Storm blows a 200ft hole in Guatemala City, swallowing a buildingBy Mail Foreign Service
Last updated at 12:18 AM on 2nd June 2010
This is the scene in Guatemala after a 200ft deep sink hole swallowed up a three-storey building.
The enormous crater appeared in the Central American country's capital, Guatemala City, as it was being ravaged by torrential rain and mudslides during Tropical Storm Agatha.
Agatha, the first named storm of the 2010 Pacific season, slammed into Guatemala and neighbouring El Salvador at the weekend, dumping more than three feet of rain in the region.
Sink hole: This incredible picture shows a 200ft-deep hole in an intersection in downtown Guatemala City. In the top left of the intersection stood a three-storey building
'I've got no one to help me. I watched the water take everything,' said Carlota Ramos in the town of Amatitlan near the Guatemalan capital, crying into her hands outside her brick house almost completely swamped by mud.
As the sun came out, exhausted rescue workers hauled away stones and tree trunks from crushed houses as they fought to reach wounded people and find dozens still missing.
'We just have shovels and picks.
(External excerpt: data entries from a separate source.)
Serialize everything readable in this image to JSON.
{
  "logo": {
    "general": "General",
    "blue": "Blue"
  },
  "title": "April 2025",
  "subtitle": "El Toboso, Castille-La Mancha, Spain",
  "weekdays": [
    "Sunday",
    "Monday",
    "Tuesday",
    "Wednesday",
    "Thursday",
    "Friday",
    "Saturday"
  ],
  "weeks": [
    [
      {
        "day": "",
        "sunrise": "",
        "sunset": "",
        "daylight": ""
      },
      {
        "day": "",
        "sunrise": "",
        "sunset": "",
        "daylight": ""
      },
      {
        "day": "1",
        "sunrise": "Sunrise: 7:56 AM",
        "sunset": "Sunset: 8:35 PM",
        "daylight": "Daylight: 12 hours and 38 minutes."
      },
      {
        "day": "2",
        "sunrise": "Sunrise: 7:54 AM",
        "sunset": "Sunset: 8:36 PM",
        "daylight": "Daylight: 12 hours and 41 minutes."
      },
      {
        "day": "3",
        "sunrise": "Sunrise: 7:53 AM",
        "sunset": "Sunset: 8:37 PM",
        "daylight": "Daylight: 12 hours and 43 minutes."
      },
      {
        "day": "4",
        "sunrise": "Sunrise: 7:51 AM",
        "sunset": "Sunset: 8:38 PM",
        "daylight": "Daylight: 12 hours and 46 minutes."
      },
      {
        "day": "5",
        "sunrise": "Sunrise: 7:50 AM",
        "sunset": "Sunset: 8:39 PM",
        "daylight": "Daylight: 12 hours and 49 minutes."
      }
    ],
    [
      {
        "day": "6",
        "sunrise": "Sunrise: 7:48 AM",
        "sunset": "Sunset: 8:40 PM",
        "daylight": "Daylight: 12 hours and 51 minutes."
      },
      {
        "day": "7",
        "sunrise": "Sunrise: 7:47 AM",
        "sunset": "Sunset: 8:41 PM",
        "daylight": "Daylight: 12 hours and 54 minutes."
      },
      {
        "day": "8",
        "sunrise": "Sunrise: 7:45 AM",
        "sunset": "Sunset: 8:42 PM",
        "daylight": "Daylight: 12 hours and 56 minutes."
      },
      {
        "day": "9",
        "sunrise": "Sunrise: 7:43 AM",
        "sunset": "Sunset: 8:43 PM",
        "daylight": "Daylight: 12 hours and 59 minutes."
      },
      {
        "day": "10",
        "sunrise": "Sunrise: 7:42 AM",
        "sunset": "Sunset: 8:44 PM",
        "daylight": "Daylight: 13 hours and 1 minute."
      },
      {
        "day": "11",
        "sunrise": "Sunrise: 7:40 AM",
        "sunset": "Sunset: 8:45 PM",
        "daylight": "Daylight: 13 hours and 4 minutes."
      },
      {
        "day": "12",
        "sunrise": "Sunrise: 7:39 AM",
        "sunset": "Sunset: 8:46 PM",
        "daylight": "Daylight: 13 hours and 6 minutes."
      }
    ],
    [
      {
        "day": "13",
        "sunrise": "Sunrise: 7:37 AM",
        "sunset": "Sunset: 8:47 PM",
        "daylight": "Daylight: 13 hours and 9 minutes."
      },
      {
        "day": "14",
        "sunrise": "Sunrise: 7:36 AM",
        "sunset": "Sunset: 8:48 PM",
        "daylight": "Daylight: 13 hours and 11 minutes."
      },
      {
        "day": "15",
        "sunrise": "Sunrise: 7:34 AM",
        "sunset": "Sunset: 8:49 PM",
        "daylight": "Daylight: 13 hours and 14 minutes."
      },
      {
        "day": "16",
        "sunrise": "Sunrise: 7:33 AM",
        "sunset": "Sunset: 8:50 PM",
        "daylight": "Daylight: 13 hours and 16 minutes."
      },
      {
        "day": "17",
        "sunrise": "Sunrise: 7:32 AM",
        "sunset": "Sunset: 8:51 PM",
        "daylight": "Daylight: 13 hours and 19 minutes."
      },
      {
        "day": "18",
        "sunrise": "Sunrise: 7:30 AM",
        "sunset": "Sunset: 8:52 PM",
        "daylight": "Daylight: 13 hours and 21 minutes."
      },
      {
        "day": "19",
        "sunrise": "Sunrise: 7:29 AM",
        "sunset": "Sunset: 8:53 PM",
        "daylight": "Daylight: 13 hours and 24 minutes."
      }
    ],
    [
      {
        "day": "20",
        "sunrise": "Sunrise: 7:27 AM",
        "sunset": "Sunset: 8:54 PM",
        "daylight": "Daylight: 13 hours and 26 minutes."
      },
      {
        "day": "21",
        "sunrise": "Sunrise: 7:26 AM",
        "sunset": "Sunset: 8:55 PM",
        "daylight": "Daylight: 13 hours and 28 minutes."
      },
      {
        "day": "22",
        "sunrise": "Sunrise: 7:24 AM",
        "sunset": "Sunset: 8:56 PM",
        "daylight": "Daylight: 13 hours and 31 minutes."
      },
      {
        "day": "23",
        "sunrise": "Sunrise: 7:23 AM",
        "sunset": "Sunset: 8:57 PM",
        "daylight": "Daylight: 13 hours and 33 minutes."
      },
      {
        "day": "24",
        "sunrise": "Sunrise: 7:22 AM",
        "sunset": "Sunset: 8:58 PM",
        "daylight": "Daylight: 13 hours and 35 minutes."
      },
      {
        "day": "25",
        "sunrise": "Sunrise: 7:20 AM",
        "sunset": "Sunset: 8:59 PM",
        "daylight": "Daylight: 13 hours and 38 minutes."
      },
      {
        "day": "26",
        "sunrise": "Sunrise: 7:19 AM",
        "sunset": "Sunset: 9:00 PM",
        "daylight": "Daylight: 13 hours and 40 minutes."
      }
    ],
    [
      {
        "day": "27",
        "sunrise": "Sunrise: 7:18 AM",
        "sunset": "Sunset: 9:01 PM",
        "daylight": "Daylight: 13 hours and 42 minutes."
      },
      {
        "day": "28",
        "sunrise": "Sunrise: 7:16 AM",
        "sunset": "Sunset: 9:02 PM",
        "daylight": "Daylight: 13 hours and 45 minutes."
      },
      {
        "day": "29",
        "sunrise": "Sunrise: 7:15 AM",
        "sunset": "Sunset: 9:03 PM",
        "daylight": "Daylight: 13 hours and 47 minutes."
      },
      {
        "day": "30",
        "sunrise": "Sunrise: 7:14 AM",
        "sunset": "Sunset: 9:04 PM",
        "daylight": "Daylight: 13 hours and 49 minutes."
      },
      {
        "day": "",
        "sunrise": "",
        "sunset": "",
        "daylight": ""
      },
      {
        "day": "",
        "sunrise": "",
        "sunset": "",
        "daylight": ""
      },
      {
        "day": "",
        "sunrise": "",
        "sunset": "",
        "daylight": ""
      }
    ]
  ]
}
We don't have any machinery to dig,' said firefighter Mario Cruz, who had been working almost nonstop since Friday night.
Lucky escape: Neighbouring buildings are left untouched after torrential rain led to this huge crater forming in the capital. The area has been closed off and evacuated
Helicopters ferried tents and medical supplies to remote towns on Guatemala's Pacific coast and the first foreign aid began to flow in on Monday.
The U.S. government donated $113,000 to pay for emergency supplies and to charter private helicopters to assist in the relief effort. The Guatemalan government is expected to formally appeal for aid today.
More than 94,000 people have been evacuated from the capital.
Sink holes can appear suddenly but are thousands of years in the making, geologists said.
The gaping holes are usually caused by rainwater gradually eating away at porous rock such as limestone below the surface, weakening it, and creating a honeycomb of caverns and caves which can become packed with mud. Floodwater may have flushed away that mud - leading everything above it to collapse.
Ash threat: Officials blame mudslides and sink holes in the capital on poor drainage, due to ash from the Pacaya volcano blocking drains. The volcano erupted last week, laying a blanket of ash on everything - including the runway at Guatemala City's international airport
Guatemalan officials have warned the flooding from Agatha could be worsened by ash from the Pacaya volcano blocking drains.
Last Thursday's eruption forced the closure of Guatemala City's international airport. Ash again covered the tarmac yesterday, delaying plans to reopen the facility, aviation officials said.
Read more: http://www.dailymail.co.uk/news/worldnews/article-1283066/Guatemala-sink-hole-Tropical-storm-Agatha-blows-200ft-hole-city.html#ixzz0pf2kKbPy